| To do |
With the pictures left out, copy the listing below exactly.

| Data section |

________________________

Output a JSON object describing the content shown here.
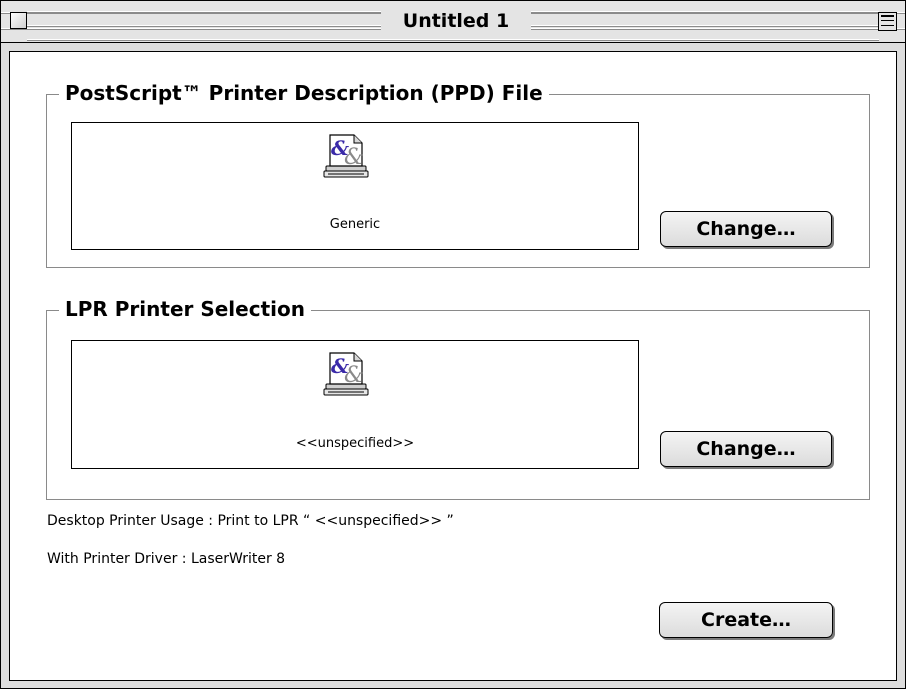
{
  "window": {
    "title": "Untitled 1"
  },
  "ppd_section": {
    "legend": "PostScript™ Printer Description (PPD) File",
    "file_name": "Generic",
    "change_label": "Change…"
  },
  "lpr_section": {
    "legend": "LPR Printer Selection",
    "printer_name": "<<unspecified>>",
    "change_label": "Change…"
  },
  "info": {
    "usage_line": "Desktop Printer Usage : Print to LPR “ <<unspecified>> ”",
    "driver_line": "With Printer Driver : LaserWriter 8"
  },
  "actions": {
    "create_label": "Create…"
  },
  "colors": {
    "window_background": "#dddddd",
    "content_background": "#ffffff",
    "icon_ampersand_front": "#3a2aa8",
    "icon_ampersand_back": "#8a8a8a"
  },
  "icons": {
    "document_icon": "ppd-document-icon"
  }
}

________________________

| Exercise result |
Output a JSON object describing the content shown here.
{
  "window": {
    "title": "Untitled 1"
  },
  "ppd_section": {
    "legend": "PostScript™ Printer Description (PPD) File",
    "file_name": "Generic",
    "change_label": "Change…"
  },
  "lpr_section": {
    "legend": "LPR Printer Selection",
    "printer_name": "<<unspecified>>",
    "change_label": "Change…"
  },
  "info": {
    "usage_line": "Desktop Printer Usage : Print to LPR “ <<unspecified>> ”",
    "driver_line": "With Printer Driver : LaserWriter 8"
  },
  "actions": {
    "create_label": "Create…"
  },
  "colors": {
    "window_background": "#dddddd",
    "content_background": "#ffffff",
    "icon_ampersand_front": "#3a2aa8",
    "icon_ampersand_back": "#8a8a8a"
  },
  "icons": {
    "document_icon": "ppd-document-icon"
  }
}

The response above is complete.